Ricardo and Denise Cabrera were so burned by the last housing crash that it is hard to believe they’re vying to become homeowners again. In 2005, the couple bought a starter home for $490,000 just outside of Los Angeles through a no-money-down, interest-only loan. By 2009, after the market crash, that same home was worth roughly $150,000 less.
Now, after five years of renting, the Cabreras are once again putting their faith (and savings) into the housing market—this time, through a 10 percent-down mortgage on a five-bedroom, Cape Cod-style house in the San Fernando Valley, on the edge of Los Angeles. The seller accepted the couple’s bid of $530,000, after receiving roughly 20 other offers, Ricardo says. With the property now in escrow, the Cabreras and their children, ages 9, 5, and 4, hope to move in by the end of February. “For me, the house is something we can pass on to the kids,” Ricardo says. “Paying rent is just like throwing your money away.”
The ideal of American home ownership may have been tarnished during the recession, as the values of so many homes plummeted and the number of foreclosures across the country soared. But for many Americans, like the Cabreras, the emotional rush of buying a home still represents a significant marker of stability and financial success. Buying often gives families access to safer neighborhoods, better schools, and more services than renting. And, like it or not, home ownership still offers the best way to save money for the majority of Americans by building up equity, especially in this era of dwindling pensions and stagnant wages. “It is a forced saving mechanism, and if you don’t have to think about saving, it goes better,” says Brett Theodos, a senior research associate at the nonpartisan think tank, the Urban Institute.

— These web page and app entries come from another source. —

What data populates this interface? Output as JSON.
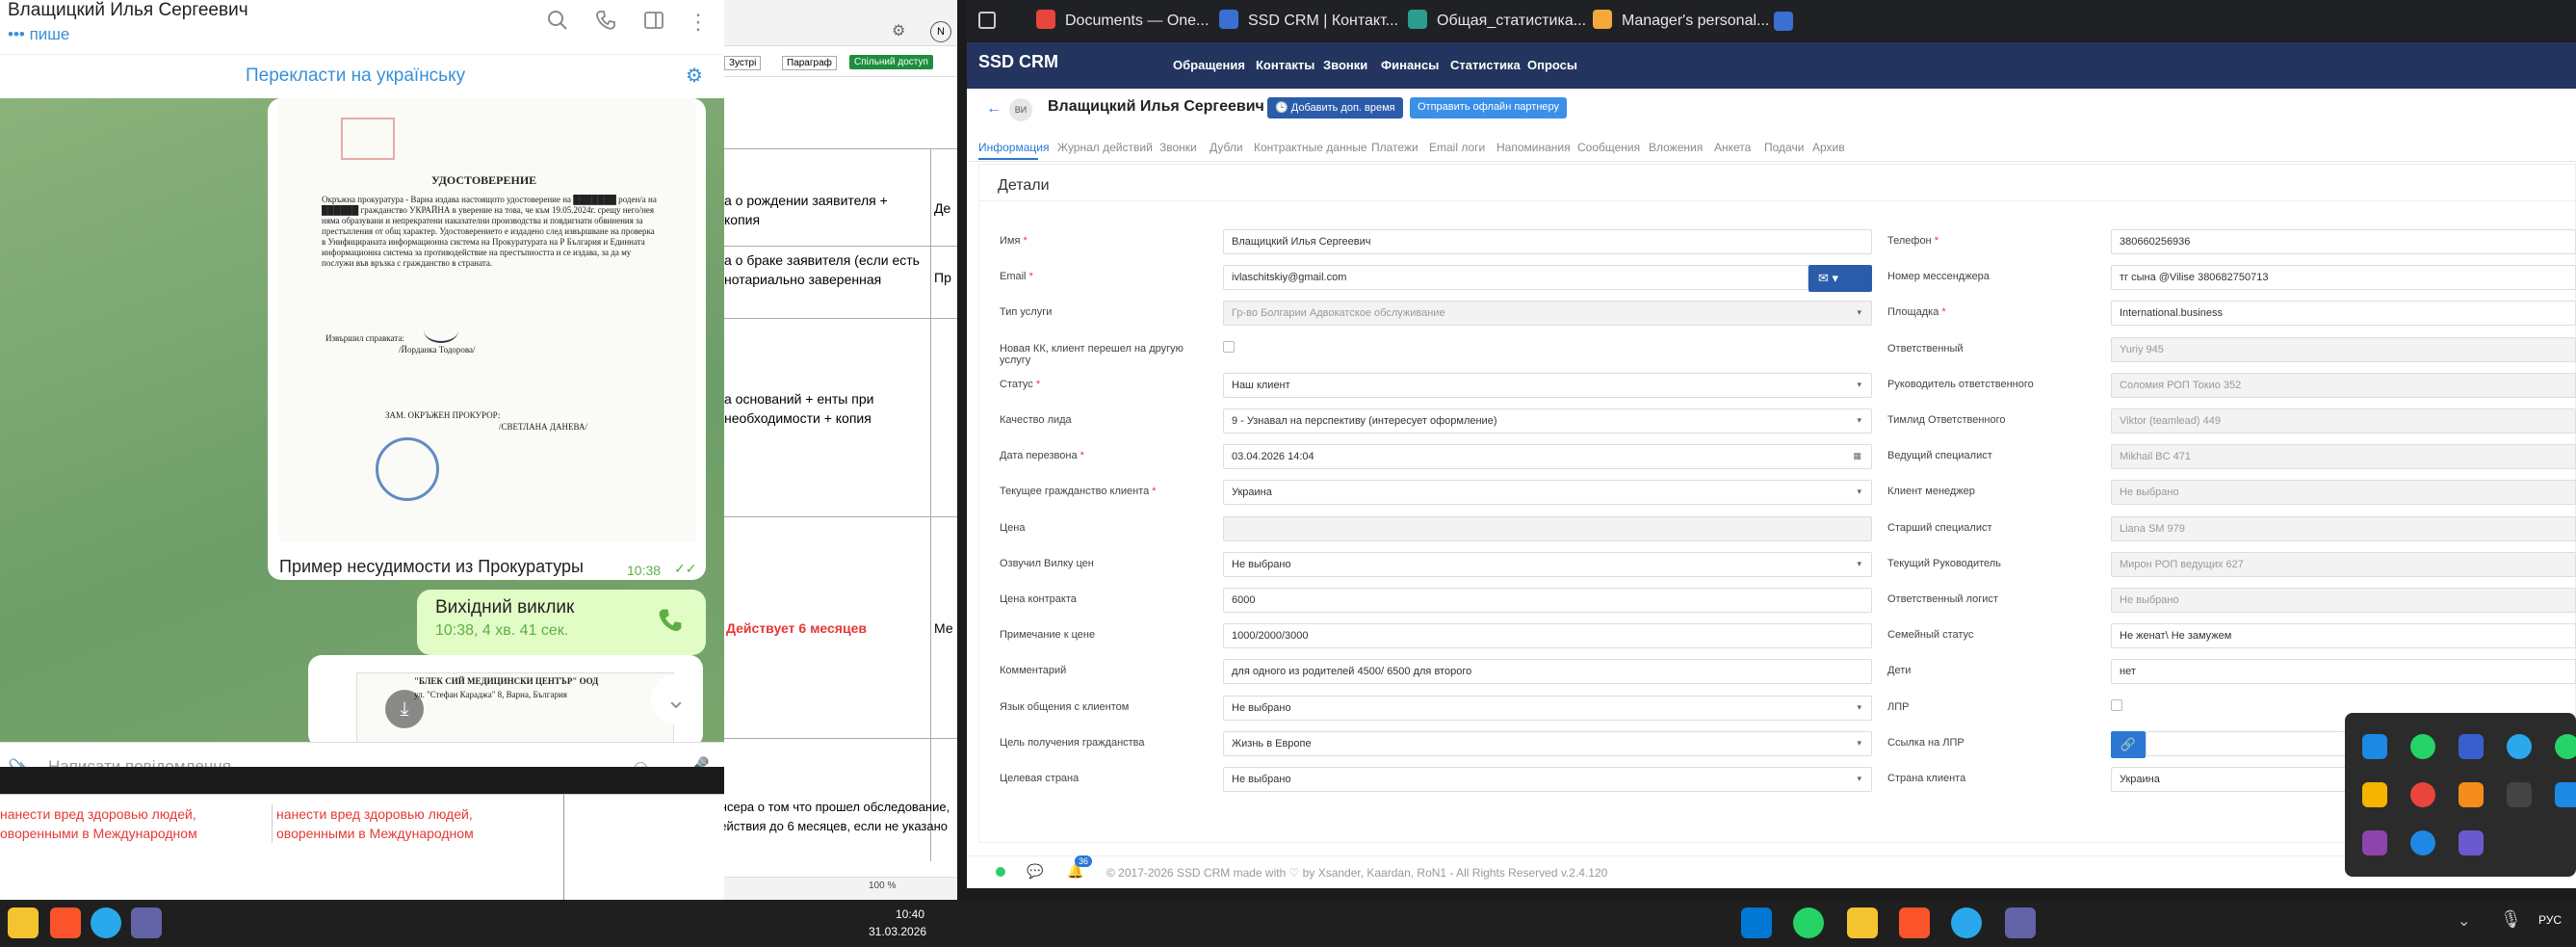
{
  "telegram": {
    "contact_name": "Влащицкий Илья Сергеевич",
    "status": "••• пише",
    "translate_label": "Перекласти на українську",
    "doc_title": "УДОСТОВЕРЕНИЕ",
    "doc_body": "Окръжна прокуратура - Варна издава настоящото удостоверение на ███████ роден/а на ██████ гражданство УКРАЙНА в уверение на това, че към 19.05.2024г. срещу него/нея няма образувани и непрекратени наказателни производства и повдигнати обвинения за престъпления от общ характер. Удостоверението е издадено след извършване на проверка в Унифицираната информационна система на Прокуратурата на Р България и Единната информационна система за противодействие на престъпността и се издава, за да му послужи във връзка с гражданство в страната.",
    "doc_signer_label": "Извършил справката:",
    "doc_signer": "/Йорданка Тодорова/",
    "doc_prosecutor_label": "ЗАМ. ОКРЪЖЕН ПРОКУРОР:",
    "doc_prosecutor": "/СВЕТЛАНА ДАНЕВА/",
    "message_caption": "Пример несудимости из Прокуратуры",
    "message_time": "10:38",
    "call_title": "Вихідний виклик",
    "call_sub": "10:38, 4 хв. 41 сек.",
    "doc2_line1": "\"БЛЕК СИЙ МЕДИЦИНСКИ ЦЕНТЪР\" ООД",
    "doc2_line2": "ул. \"Стефан Караджа\" 8, Варна, България",
    "compose_placeholder": "Написати повідомлення..."
  },
  "middle": {
    "menu_items": [
      "Зустрі",
      "Параграф",
      "Спільний доступ"
    ],
    "avatar_letter": "N",
    "rows": [
      {
        "text": "а о рождении заявителя + копия",
        "side": "Де"
      },
      {
        "text": "а о браке заявителя (если есть нотариально заверенная",
        "side": "Пр"
      },
      {
        "text": "а оснований + енты при необходимости + копия",
        "side": ""
      },
      {
        "text": "Действует 6 месяцев",
        "side": "Ме"
      },
      {
        "text": "Справка с психнерв диспансера о том что прошел обследование, психически здоров (срок действия до 6 месяцев, если не указано срок годности).",
        "side": ""
      }
    ],
    "red_text": "нанести вред здоровью людей, оворенными в Международном",
    "zoom": "100 %"
  },
  "browser_tabs": [
    {
      "label": "Documents — One...",
      "color": "#e8453c"
    },
    {
      "label": "SSD CRM | Контакт...",
      "color": "#3b6fd1"
    },
    {
      "label": "Общая_статистика...",
      "color": "#2a9d8f"
    },
    {
      "label": "Manager's personal...",
      "color": "#f4a93b"
    }
  ],
  "crm": {
    "logo": "SSD CRM",
    "nav": [
      "Обращения",
      "Контакты",
      "Звонки",
      "Финансы",
      "Статистика",
      "Опросы"
    ],
    "title": "Влащицкий Илья Сергеевич",
    "avatar": "ВИ",
    "btn_add_time": "Добавить доп. время",
    "btn_send_offline": "Отправить офлайн партнеру",
    "subtabs": [
      "Информация",
      "Журнал действий",
      "Звонки",
      "Дубли",
      "Контрактные данные",
      "Платежи",
      "Email логи",
      "Напоминания",
      "Сообщения",
      "Вложения",
      "Анкета",
      "Подачи",
      "Архив"
    ],
    "section_title": "Детали",
    "left_fields": [
      {
        "label": "Имя",
        "req": true,
        "value": "Влащицкий Илья Сергеевич",
        "kind": "text"
      },
      {
        "label": "Email",
        "req": true,
        "value": "ivlaschitskiy@gmail.com",
        "kind": "email"
      },
      {
        "label": "Тип услуги",
        "req": false,
        "value": "Гр-во Болгарии Адвокатское обслуживание",
        "kind": "select-dis"
      },
      {
        "label": "Новая КК, клиент перешел на другую услугу",
        "req": false,
        "value": "",
        "kind": "checkbox"
      },
      {
        "label": "Статус",
        "req": true,
        "value": "Наш клиент",
        "kind": "select"
      },
      {
        "label": "Качество лида",
        "req": false,
        "value": "9 - Узнавал на перспективу (интересует оформление)",
        "kind": "select"
      },
      {
        "label": "Дата перезвона",
        "req": true,
        "value": "03.04.2026 14:04",
        "kind": "date"
      },
      {
        "label": "Текущее гражданство клиента",
        "req": true,
        "value": "Украина",
        "kind": "select"
      },
      {
        "label": "Цена",
        "req": false,
        "value": "",
        "kind": "text-dis"
      },
      {
        "label": "Озвучил Вилку цен",
        "req": false,
        "value": "Не выбрано",
        "kind": "select"
      },
      {
        "label": "Цена контракта",
        "req": false,
        "value": "6000",
        "kind": "text"
      },
      {
        "label": "Примечание к цене",
        "req": false,
        "value": "1000/2000/3000",
        "kind": "text"
      },
      {
        "label": "Комментарий",
        "req": false,
        "value": "для одного из родителей 4500/ 6500 для второго",
        "kind": "text"
      },
      {
        "label": "Язык общения с клиентом",
        "req": false,
        "value": "Не выбрано",
        "kind": "select"
      },
      {
        "label": "Цель получения гражданства",
        "req": false,
        "value": "Жизнь в Европе",
        "kind": "select"
      },
      {
        "label": "Целевая страна",
        "req": false,
        "value": "Не выбрано",
        "kind": "select"
      }
    ],
    "right_fields": [
      {
        "label": "Телефон",
        "req": true,
        "value": "380660256936",
        "kind": "text"
      },
      {
        "label": "Номер мессенджера",
        "req": false,
        "value": "тг сына @Vilise 380682750713",
        "kind": "text"
      },
      {
        "label": "Площадка",
        "req": true,
        "value": "International.business",
        "kind": "text"
      },
      {
        "label": "Ответственный",
        "req": false,
        "value": "Yuriy 945",
        "kind": "dis"
      },
      {
        "label": "Руководитель ответственного",
        "req": false,
        "value": "Соломия РОП Токио 352",
        "kind": "dis"
      },
      {
        "label": "Тимлид Ответственного",
        "req": false,
        "value": "Viktor (teamlead) 449",
        "kind": "dis"
      },
      {
        "label": "Ведущий специалист",
        "req": false,
        "value": "Mikhail BC 471",
        "kind": "dis"
      },
      {
        "label": "Клиент менеджер",
        "req": false,
        "value": "Не выбрано",
        "kind": "dis"
      },
      {
        "label": "Старший специалист",
        "req": false,
        "value": "Liana SM 979",
        "kind": "dis"
      },
      {
        "label": "Текущий Руководитель",
        "req": false,
        "value": "Мирон РОП ведущих 627",
        "kind": "dis"
      },
      {
        "label": "Ответственный логист",
        "req": false,
        "value": "Не выбрано",
        "kind": "dis"
      },
      {
        "label": "Семейный статус",
        "req": false,
        "value": "Не женат\\ Не замужем",
        "kind": "text"
      },
      {
        "label": "Дети",
        "req": false,
        "value": "нет",
        "kind": "text"
      },
      {
        "label": "ЛПР",
        "req": false,
        "value": "",
        "kind": "checkbox"
      },
      {
        "label": "Ссылка на ЛПР",
        "req": false,
        "value": "",
        "kind": "link"
      },
      {
        "label": "Страна клиента",
        "req": false,
        "value": "Украина",
        "kind": "text"
      }
    ],
    "notif_count": "36",
    "footer": "© 2017-2026 SSD CRM made with ♡ by Xsander, Kaardan, RoN1 - All Rights Reserved v.2.4.120"
  },
  "taskbar": {
    "time": "10:40",
    "date": "31.03.2026",
    "lang": "РУС"
  }
}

The overall result has been a dramatic decrease in American homeownership. In 2013, the U.S. homeownership rate fell for the ninth straight year, clocking in at just 65.1 percent, the lowest level since 1995, according to the Joint Center for Housing Studies at Harvard. First-time homebuyers, young people, and minorities participate less and less in the housing market. The big philosophical debate is when, if ever, they’ll come back and what that will mean for their wealth over the long run.
Housing expert, Sarah Edelman of the liberal-leaning think tank, the Center for American Progress, argues that policymakers need to take a two-pronged approach to home ownership. First, they must acknowledge the value of people building up equity in their homes. And second, policymakers should continue to pursue other approaches to help both first-time homebuyers and renters save. “The majority of first-time home buyers may not be able to come up with a 20 percent down payment,” she says. “For the future health of the housing market, we must make sure families who can afford to buy a home do.”
Most importantly, they view their new Cape Cod-style house as the best asset they have to leave to their children. “I don’t know what the hell the market will be like in the future,” Denise says. “But I want to provide something for them.” That’s exactly the sentiment that keeps Americans returning again and again to home ownership. Read more…